▸ ABOUT THIS TASK: Locate each line in the records containing "true". Copy it.

▸ MATERIAL FOR THIS EXERCISE:

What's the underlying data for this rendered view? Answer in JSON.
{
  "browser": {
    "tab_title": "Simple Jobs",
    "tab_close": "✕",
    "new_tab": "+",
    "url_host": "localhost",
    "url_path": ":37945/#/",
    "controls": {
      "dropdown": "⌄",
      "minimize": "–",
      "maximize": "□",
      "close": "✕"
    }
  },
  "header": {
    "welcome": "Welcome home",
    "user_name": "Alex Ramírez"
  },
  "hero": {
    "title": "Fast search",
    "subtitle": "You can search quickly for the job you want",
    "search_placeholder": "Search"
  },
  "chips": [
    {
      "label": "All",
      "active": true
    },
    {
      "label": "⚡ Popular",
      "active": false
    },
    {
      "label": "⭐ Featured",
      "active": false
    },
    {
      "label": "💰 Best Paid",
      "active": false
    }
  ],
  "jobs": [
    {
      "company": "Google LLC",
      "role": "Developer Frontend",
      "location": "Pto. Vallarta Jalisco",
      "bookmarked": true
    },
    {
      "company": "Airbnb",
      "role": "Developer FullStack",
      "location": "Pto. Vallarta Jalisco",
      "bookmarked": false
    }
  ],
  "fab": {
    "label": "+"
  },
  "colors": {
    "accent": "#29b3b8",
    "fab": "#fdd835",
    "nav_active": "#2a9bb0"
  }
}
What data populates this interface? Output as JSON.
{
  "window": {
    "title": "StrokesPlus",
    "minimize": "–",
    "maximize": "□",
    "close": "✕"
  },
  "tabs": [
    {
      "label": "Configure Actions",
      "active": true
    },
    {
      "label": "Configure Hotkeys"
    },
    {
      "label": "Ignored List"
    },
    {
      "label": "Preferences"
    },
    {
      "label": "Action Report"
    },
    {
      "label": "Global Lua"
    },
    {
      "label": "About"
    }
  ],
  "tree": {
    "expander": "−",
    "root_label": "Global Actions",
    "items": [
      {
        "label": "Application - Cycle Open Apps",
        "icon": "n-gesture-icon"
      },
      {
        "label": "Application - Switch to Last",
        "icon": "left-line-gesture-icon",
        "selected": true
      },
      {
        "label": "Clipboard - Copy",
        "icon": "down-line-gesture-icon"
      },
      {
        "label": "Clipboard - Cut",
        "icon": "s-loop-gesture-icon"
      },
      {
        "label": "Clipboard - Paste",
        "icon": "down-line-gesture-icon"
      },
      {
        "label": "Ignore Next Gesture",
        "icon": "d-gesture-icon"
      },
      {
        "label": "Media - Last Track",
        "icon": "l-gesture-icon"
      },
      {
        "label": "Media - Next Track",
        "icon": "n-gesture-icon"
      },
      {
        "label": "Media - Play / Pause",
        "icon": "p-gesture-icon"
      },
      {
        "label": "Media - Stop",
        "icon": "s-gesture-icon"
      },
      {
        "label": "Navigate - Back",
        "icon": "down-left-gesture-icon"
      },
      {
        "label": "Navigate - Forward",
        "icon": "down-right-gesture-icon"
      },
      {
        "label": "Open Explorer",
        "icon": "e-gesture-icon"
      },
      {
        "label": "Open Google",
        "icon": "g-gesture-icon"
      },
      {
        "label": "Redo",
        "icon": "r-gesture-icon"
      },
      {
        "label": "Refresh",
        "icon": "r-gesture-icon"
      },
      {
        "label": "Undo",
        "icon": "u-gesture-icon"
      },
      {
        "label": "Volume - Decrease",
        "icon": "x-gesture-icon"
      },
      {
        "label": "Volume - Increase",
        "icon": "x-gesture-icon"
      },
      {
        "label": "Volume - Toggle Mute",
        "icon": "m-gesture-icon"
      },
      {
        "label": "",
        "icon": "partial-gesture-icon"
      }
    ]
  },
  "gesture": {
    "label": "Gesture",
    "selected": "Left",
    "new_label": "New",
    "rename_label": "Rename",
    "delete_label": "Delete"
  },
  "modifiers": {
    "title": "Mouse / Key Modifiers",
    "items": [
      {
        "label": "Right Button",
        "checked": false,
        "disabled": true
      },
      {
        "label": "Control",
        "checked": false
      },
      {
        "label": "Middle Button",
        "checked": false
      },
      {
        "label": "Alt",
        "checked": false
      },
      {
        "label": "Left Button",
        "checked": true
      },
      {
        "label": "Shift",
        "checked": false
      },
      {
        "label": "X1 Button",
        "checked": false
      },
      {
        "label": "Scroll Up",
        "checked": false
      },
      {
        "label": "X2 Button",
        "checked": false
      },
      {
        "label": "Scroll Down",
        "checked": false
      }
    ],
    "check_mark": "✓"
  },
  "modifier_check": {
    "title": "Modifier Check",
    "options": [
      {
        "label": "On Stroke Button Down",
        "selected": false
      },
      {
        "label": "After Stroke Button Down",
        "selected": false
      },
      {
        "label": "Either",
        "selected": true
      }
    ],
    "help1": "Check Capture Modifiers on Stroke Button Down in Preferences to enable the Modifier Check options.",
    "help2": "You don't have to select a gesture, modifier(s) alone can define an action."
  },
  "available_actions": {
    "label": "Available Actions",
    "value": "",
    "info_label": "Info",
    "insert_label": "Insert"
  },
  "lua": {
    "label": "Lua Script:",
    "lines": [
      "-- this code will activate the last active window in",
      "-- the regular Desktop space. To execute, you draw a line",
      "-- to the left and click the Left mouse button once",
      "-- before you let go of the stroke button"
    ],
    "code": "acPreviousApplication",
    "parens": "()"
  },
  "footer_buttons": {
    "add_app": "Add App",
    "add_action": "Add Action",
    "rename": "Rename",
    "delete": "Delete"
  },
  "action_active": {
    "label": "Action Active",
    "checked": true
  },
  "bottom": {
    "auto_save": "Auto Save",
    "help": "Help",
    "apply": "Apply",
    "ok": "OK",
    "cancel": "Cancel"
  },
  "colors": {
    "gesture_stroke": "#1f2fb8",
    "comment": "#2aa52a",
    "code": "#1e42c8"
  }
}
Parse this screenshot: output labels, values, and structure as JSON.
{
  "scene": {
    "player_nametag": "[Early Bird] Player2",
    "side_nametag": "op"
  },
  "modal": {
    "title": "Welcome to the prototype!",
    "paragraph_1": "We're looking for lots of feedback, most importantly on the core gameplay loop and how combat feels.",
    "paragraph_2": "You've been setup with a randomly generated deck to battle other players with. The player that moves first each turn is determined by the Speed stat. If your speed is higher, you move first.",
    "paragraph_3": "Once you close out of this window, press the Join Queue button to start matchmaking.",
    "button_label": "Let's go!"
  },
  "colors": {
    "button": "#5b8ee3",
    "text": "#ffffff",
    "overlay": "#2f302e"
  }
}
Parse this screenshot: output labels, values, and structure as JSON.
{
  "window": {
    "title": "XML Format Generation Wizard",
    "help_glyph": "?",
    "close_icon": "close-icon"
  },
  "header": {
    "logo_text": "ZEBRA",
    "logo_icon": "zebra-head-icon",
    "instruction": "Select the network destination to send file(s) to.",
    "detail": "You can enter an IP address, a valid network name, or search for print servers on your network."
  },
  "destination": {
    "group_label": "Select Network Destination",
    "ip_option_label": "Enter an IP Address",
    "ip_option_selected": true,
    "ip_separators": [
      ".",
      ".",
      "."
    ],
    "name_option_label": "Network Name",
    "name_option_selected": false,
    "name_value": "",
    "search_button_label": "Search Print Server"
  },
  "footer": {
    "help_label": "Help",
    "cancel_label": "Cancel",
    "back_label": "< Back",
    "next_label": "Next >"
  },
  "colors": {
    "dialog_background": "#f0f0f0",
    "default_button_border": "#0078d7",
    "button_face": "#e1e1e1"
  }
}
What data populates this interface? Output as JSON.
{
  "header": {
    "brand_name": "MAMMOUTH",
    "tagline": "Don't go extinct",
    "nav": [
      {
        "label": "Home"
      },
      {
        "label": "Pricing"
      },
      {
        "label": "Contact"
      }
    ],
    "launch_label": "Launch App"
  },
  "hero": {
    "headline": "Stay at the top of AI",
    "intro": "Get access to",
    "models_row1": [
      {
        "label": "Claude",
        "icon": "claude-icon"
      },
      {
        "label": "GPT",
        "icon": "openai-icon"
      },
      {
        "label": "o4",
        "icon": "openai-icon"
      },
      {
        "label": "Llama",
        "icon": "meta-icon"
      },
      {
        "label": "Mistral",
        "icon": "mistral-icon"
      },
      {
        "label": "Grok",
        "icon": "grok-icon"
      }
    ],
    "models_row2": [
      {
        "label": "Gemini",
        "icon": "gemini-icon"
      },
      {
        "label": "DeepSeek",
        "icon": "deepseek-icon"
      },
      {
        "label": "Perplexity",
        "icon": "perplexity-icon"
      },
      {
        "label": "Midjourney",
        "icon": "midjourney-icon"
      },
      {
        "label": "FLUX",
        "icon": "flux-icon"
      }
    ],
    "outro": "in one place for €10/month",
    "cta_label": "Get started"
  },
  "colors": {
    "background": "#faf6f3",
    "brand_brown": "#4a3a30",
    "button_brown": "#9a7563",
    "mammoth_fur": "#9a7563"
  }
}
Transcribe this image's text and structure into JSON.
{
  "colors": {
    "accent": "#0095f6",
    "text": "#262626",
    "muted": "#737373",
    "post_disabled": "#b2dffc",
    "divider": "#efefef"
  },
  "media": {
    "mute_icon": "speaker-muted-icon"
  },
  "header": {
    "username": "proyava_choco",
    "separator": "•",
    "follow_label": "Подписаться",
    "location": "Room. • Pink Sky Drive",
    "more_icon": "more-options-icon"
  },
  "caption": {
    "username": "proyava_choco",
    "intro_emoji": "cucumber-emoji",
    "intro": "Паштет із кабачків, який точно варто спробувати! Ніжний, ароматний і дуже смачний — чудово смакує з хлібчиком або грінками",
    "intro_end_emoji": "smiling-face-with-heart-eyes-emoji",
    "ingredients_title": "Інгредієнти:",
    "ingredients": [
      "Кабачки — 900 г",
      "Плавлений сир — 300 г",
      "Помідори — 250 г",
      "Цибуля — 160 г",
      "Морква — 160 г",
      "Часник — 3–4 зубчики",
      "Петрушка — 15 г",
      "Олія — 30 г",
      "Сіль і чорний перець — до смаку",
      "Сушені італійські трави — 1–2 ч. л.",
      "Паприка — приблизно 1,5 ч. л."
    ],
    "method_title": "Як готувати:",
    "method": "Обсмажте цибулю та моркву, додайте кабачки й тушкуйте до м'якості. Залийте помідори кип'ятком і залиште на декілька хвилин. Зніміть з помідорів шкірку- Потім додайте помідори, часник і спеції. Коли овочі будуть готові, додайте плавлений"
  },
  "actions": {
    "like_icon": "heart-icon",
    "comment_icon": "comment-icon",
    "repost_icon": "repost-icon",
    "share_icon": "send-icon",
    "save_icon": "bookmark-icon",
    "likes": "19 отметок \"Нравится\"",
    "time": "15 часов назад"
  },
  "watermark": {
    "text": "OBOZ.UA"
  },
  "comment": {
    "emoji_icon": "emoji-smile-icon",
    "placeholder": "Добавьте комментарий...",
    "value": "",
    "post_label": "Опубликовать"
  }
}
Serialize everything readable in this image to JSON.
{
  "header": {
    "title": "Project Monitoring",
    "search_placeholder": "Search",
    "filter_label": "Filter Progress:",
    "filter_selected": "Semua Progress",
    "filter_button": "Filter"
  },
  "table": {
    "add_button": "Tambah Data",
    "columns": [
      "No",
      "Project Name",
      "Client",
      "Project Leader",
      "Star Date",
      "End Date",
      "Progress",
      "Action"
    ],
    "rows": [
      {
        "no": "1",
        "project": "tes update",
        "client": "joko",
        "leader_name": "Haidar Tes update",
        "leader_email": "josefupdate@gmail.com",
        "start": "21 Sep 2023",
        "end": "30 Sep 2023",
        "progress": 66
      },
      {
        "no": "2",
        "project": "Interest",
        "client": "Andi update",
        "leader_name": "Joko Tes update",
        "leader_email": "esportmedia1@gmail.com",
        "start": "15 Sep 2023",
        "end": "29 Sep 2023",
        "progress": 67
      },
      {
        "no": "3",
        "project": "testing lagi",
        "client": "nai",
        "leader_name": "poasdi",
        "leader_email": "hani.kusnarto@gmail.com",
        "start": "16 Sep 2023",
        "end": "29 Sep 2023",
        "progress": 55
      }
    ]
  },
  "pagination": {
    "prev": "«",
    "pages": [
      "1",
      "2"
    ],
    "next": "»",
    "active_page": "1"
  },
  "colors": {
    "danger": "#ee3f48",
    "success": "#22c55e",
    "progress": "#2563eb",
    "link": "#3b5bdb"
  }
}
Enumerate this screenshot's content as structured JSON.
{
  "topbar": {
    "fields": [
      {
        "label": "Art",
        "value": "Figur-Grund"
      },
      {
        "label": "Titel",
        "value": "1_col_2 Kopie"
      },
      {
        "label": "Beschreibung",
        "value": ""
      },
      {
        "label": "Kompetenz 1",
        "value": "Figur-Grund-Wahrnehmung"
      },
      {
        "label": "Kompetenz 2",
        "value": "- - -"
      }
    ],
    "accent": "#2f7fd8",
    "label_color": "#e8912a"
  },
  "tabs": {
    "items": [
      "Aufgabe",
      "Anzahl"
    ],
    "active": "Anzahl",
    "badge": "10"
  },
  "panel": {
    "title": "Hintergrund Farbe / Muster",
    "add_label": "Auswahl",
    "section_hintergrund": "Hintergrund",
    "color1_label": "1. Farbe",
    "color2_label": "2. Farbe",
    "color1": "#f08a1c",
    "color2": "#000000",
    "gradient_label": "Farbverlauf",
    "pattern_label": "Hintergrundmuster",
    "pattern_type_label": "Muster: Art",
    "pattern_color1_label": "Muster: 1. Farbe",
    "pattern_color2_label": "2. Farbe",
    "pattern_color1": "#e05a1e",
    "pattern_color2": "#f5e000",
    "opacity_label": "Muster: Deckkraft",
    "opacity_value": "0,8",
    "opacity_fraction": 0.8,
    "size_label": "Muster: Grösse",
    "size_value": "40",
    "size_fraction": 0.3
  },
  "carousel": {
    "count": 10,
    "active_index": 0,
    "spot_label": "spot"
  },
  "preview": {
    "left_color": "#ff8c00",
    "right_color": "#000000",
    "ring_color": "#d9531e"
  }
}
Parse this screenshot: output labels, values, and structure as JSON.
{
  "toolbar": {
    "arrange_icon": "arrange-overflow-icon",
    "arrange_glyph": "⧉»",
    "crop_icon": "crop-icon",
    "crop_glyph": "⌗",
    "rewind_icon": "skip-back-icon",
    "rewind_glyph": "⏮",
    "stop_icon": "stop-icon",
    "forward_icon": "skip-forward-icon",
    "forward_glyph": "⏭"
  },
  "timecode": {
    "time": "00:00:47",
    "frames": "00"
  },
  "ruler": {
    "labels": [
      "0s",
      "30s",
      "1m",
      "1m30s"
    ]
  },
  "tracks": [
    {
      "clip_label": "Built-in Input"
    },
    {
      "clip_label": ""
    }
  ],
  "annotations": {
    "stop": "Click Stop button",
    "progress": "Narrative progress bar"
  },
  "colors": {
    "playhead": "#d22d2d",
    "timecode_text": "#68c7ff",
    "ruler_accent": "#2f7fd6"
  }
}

▸ REPLY:
      "active": true
      "bookmarked": true
      "active": true
        "selected": true
        "disabled": true
        "checked": true
        "selected": true
    "checked": true
    "ip_option_selected": true,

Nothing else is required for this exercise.